This week, I finally started enjoying the massive array of titles on Rare Replay for the Xbox One and conquering The Wonderful 101 on the Wii U. I also revisited Katamari Damacy on the PS2, for old times’ sake.
Let’s take a closer look at the action from each of these titles!
This is one hell of a compilation.
For most of you, this statement is probably old news—really old news, actually. But for me, Rare Replay is a completely fresh experience. The all-encompassing collection has been sitting in my backlog for quite a while, and the biggest reason that I waited so long to enjoy it was time. Honestly, with so many high-quality games in one package, I knew that the title would occupy my attention for a massive amount of time, and I accordingly wouldn’t be able to make my way through several other titles during this period.
Was this concern a little bit illogical and misplaced? Perhaps. But that doesn’t mean that there wasn’t some truth to it.
My schedule fears were confirmed the second I booted the disc up.
The first game that I played was Battletoads, of course. I still remember enjoying the NES classic as a kid, and the title is just as fun—and challenging, despite my increase in both age and gaming experience—as it was years ago. I’m still getting the hang of the action, but unlike my childhood years, I’m working to actually beat the game this time around—without the help of that ultra-convenient “rewind” function in this updated version!
I don’t know what else there is to say; Battletoads is a quarter of a century old, but even today, it’s an incredible title; the test of time is often the most difficult of all, but Battletoads passed with flying colors. I’ll be playing it for what feels like twenty minutes, but is actually a few hours, without even knowing until I look at the clock!
The same can be said for Cobra Triangle, which I also enjoyed in my youth on the NES. The difficult title is even older than Battletoads, and has still held up well over time. Also like Battletoads, Cobra Triangle has the ability to turn expected hour-long gaming sessions into multi-hour excursions. Perhaps most notably of all, throwing controllers in frustration is no longer an option after I’m soundly defeated by the game’s challenges.

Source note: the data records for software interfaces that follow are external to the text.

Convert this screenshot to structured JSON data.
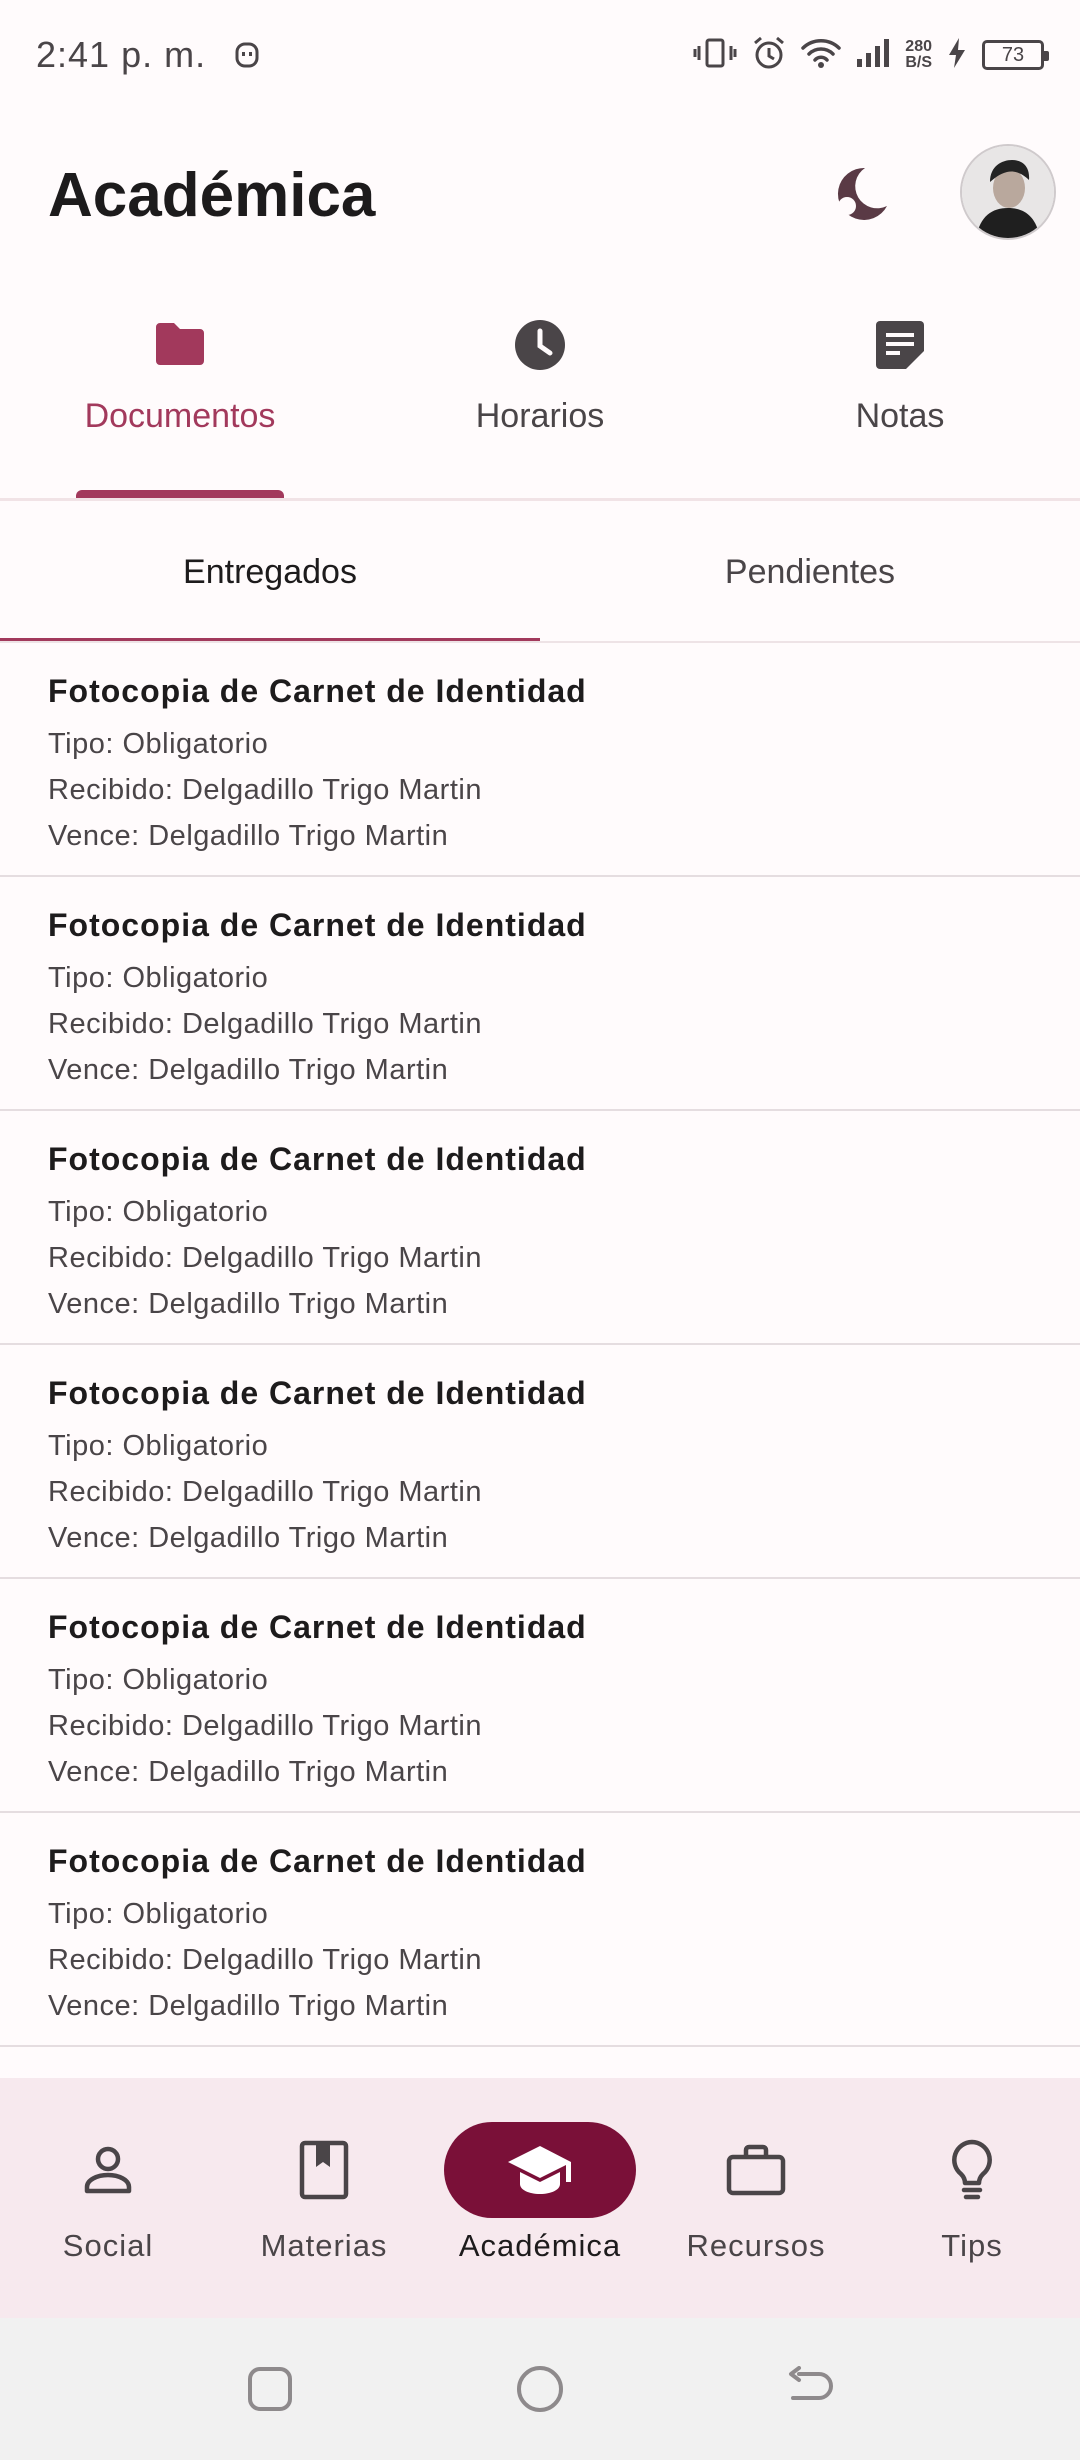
{
  "status_bar": {
    "time": "2:41 p. m.",
    "net_speed_value": "280",
    "net_speed_unit": "B/S",
    "battery": "73"
  },
  "header": {
    "title": "Académica"
  },
  "tabs": [
    {
      "label": "Documentos",
      "icon": "folder-icon",
      "active": true
    },
    {
      "label": "Horarios",
      "icon": "clock-icon",
      "active": false
    },
    {
      "label": "Notas",
      "icon": "note-icon",
      "active": false
    }
  ],
  "subtabs": [
    {
      "label": "Entregados",
      "active": true
    },
    {
      "label": "Pendientes",
      "active": false
    }
  ],
  "documents": [
    {
      "title": "Fotocopia de Carnet de Identidad",
      "tipo": "Tipo: Obligatorio",
      "recibido": "Recibido: Delgadillo Trigo Martin",
      "vence": "Vence: Delgadillo Trigo Martin"
    },
    {
      "title": "Fotocopia de Carnet de Identidad",
      "tipo": "Tipo: Obligatorio",
      "recibido": "Recibido: Delgadillo Trigo Martin",
      "vence": "Vence: Delgadillo Trigo Martin"
    },
    {
      "title": "Fotocopia de Carnet de Identidad",
      "tipo": "Tipo: Obligatorio",
      "recibido": "Recibido: Delgadillo Trigo Martin",
      "vence": "Vence: Delgadillo Trigo Martin"
    },
    {
      "title": "Fotocopia de Carnet de Identidad",
      "tipo": "Tipo: Obligatorio",
      "recibido": "Recibido: Delgadillo Trigo Martin",
      "vence": "Vence: Delgadillo Trigo Martin"
    },
    {
      "title": "Fotocopia de Carnet de Identidad",
      "tipo": "Tipo: Obligatorio",
      "recibido": "Recibido: Delgadillo Trigo Martin",
      "vence": "Vence: Delgadillo Trigo Martin"
    },
    {
      "title": "Fotocopia de Carnet de Identidad",
      "tipo": "Tipo: Obligatorio",
      "recibido": "Recibido: Delgadillo Trigo Martin",
      "vence": "Vence: Delgadillo Trigo Martin"
    }
  ],
  "bottom_nav": [
    {
      "label": "Social",
      "icon": "person-icon",
      "active": false
    },
    {
      "label": "Materias",
      "icon": "book-icon",
      "active": false
    },
    {
      "label": "Académica",
      "icon": "graduation-cap-icon",
      "active": true
    },
    {
      "label": "Recursos",
      "icon": "briefcase-icon",
      "active": false
    },
    {
      "label": "Tips",
      "icon": "lightbulb-icon",
      "active": false
    }
  ],
  "colors": {
    "accent": "#a2395c",
    "active_nav": "#7a1038",
    "nav_background": "#f7e9ee",
    "icon": "#4a4548"
  }
}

Xbox One controllers are much more expensive than NES controllers, and bouts of anger are appreciated by others much more when one is six years old, as opposed to a grown man.

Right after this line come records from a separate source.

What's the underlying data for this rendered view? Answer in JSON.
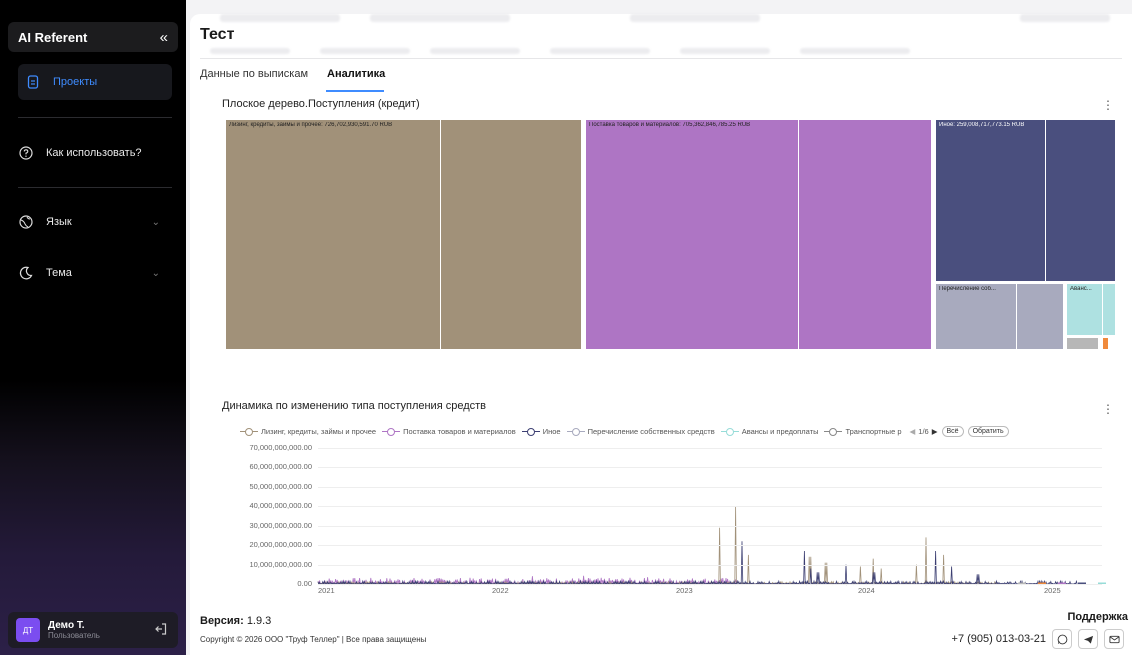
{
  "sidebar": {
    "brand": "AI Referent",
    "collapse_label": "«",
    "items": [
      {
        "label": "Проекты"
      },
      {
        "label": "Как использовать?"
      },
      {
        "label": "Язык"
      },
      {
        "label": "Тема"
      }
    ],
    "user": {
      "initials": "ДТ",
      "name": "Демо Т.",
      "role": "Пользователь"
    }
  },
  "header": {
    "title": "Тест"
  },
  "tabs": [
    {
      "label": "Данные по выпискам"
    },
    {
      "label": "Аналитика"
    }
  ],
  "treemap": {
    "title": "Плоское дерево.Поступления (кредит)",
    "labels": [
      "Лизинг, кредиты, займы и прочее: 726,702,930,591.70 RUB",
      "Поставка товаров и материалов: 705,362,846,785.25 RUB",
      "Иное: 259,008,717,773.15 RUB",
      "Перечисление соб...",
      "Аванс..."
    ],
    "colors": {
      "leasing": "#a19179",
      "supply": "#ae75c4",
      "other": "#4a4f7e",
      "transfer": "#a8aabe",
      "advance": "#aee1e1",
      "small_grey": "#b7b7b7",
      "small_orange": "#f08a3c"
    }
  },
  "dynamics": {
    "title": "Динамика по изменению типа поступления средств",
    "legend": [
      {
        "name": "Лизинг, кредиты, займы и прочее",
        "color": "#a19179"
      },
      {
        "name": "Поставка товаров и материалов",
        "color": "#ae75c4"
      },
      {
        "name": "Иное",
        "color": "#3c3f72"
      },
      {
        "name": "Перечисление собственных средств",
        "color": "#a8aabe"
      },
      {
        "name": "Авансы и предоплаты",
        "color": "#97dcd8"
      },
      {
        "name": "Транспортные р",
        "color": "#888888"
      }
    ],
    "pager": "1/6",
    "btn_all": "Всё",
    "btn_reverse": "Обратить",
    "y_ticks": [
      "70,000,000,000.00",
      "60,000,000,000.00",
      "50,000,000,000.00",
      "40,000,000,000.00",
      "30,000,000,000.00",
      "20,000,000,000.00",
      "10,000,000,000.00",
      "0.00"
    ],
    "x_ticks": [
      "2021",
      "2022",
      "2023",
      "2024",
      "2025"
    ]
  },
  "chart_data": {
    "type": "line",
    "title": "Динамика по изменению типа поступления средств",
    "x": [
      "2021",
      "2022",
      "2023",
      "2024",
      "2025"
    ],
    "ylim": [
      0,
      70000000000
    ],
    "series": [
      {
        "name": "Лизинг, кредиты, займы и прочее",
        "peaks": [
          {
            "x": "2023-05",
            "y": 40000000000
          },
          {
            "x": "2023-04",
            "y": 29000000000
          },
          {
            "x": "2024-02",
            "y": 24000000000
          }
        ]
      },
      {
        "name": "Поставка товаров и материалов",
        "peaks": [
          {
            "x": "2022-10",
            "y": 4000000000
          },
          {
            "x": "2023-01",
            "y": 3500000000
          }
        ]
      },
      {
        "name": "Иное",
        "peaks": [
          {
            "x": "2023-10",
            "y": 22000000000
          },
          {
            "x": "2023-09",
            "y": 17000000000
          }
        ]
      }
    ]
  },
  "footer": {
    "version_label": "Версия:",
    "version": "1.9.3",
    "copyright": "Copyright © 2026 ООО \"Труф Теллер\" | Все права защищены",
    "support": "Поддержка",
    "phone": "+7 (905) 013-03-21"
  }
}
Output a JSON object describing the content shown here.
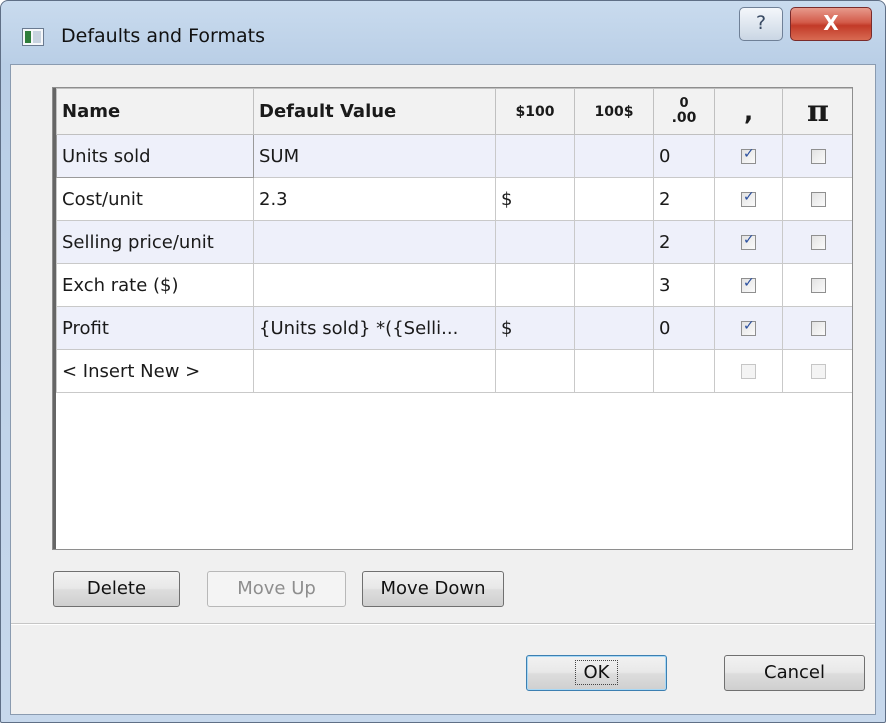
{
  "window": {
    "title": "Defaults and Formats",
    "help_glyph": "?",
    "close_glyph": "X"
  },
  "table": {
    "columns": [
      "Name",
      "Default Value",
      "$100",
      "100$",
      ".00",
      ",",
      "π"
    ],
    "column_decimals_top": "0",
    "rows": [
      {
        "name": "Units sold",
        "default": "SUM",
        "prefix": "",
        "suffix": "",
        "decimals": "0",
        "comma": true,
        "pi": false
      },
      {
        "name": "Cost/unit",
        "default": "2.3",
        "prefix": "$",
        "suffix": "",
        "decimals": "2",
        "comma": true,
        "pi": false
      },
      {
        "name": "Selling price/unit",
        "default": "",
        "prefix": "",
        "suffix": "",
        "decimals": "2",
        "comma": true,
        "pi": false
      },
      {
        "name": "Exch rate ($)",
        "default": "",
        "prefix": "",
        "suffix": "",
        "decimals": "3",
        "comma": true,
        "pi": false
      },
      {
        "name": "Profit",
        "default": "{Units sold} *({Selli...",
        "prefix": "$",
        "suffix": "",
        "decimals": "0",
        "comma": true,
        "pi": false
      },
      {
        "name": "< Insert New >",
        "default": "",
        "prefix": "",
        "suffix": "",
        "decimals": "",
        "comma": false,
        "pi": false
      }
    ]
  },
  "buttons": {
    "delete": "Delete",
    "move_up": "Move Up",
    "move_down": "Move Down",
    "ok": "OK",
    "cancel": "Cancel"
  }
}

Dually noted Rare Replay. Also noted is the fact that, as I said, this game is a devourer of time—I’ve only played 1/15th of the games in the collection! But when they’re this fun, I suppose it’s a good problem to have.
I was impressed with The Wonderful 101 initially, and still am.
I’d heard mixed things about the Wii U-exclusive prior to playing, and I have to say that my opinion of the title rests squarely in the positive corner. The game is innovative, interesting, challenging (but not frustrating), and works surprisingly well with the gamepad. Although I’m only a couple of hours in, thanks to my interest (mild addiction) to Rare Replay, I have to say that I truly am having a great time.
I’m going to make it a point to finish the title before Uncharted 4 releases, and I should have more to say once I make a bit more progress.
I keep most of my old games—especially those that I really enjoyed, like Katamari Damacy—and with my PS2 accessible as well, I decided to give the old KD another quick spin.
The title has certainly held up over time.
For reference, I’ve played every single Katamari game in-between the original and Touch My Katamari, the latest sequel on the PS Vita. That’s right—We Love Katamari on the PS2, Beautiful Katamari on the 360, Me & My Katamari on the PSP, and Katamari Forever on the PS3 (I didn’t have the energy to download the mobile games). Talk about a dedicated fan!
I understand that there hasn’t been very much innovation through all of these installments, but the quality of the core concept has kept me coming back time and time again, with a couple of minor innovations each time out. I was reminded of the quality of this concept—and the charm of the series’ debut installment—with Katamari Damacy.
The game just feels right.
To those who haven’t played the original Katamari, that previous statement probably seems like a compliment that would be issued by a nostalgic stoner, which I can assure you that I’m not. But those who have played the original probably understand that the compliment is an accurate—albeit untypical—tribute to the culmination of the game’s ideas—its music, gameplay, characters, and design, mainly. All of these things come together and result in a final product that was unlike anything that had ever been played before—in a good way, no less. There’s just an indescribable charm to it all.
No installment has beaten the original Katamari yet, and chances are the next entry won’t do so either. But, the original has reminded me of why I continue to buy each sequel (once again barring the annoying phone “games”): capturing just a little bit of the imagination and charm of the first game makes for an incredible experience.
In the coming week, I’m going to try and finish The Wonderful 101, as well as a full, modern game on Rare Replay—probably Kameo, which I never got around to playing on the 360, for whatever reason (I know, I know).
Uncharted 4 is almost here, and I can’t remember the last time that I was this excited for a new release (alright, Fallout 4 and GTA V come to mind, but that’s beside the point). This game is going to be awesome!
Stay tuned for more “What I’m Playing This Week” pieces, as well as Weekly Gaming Updates!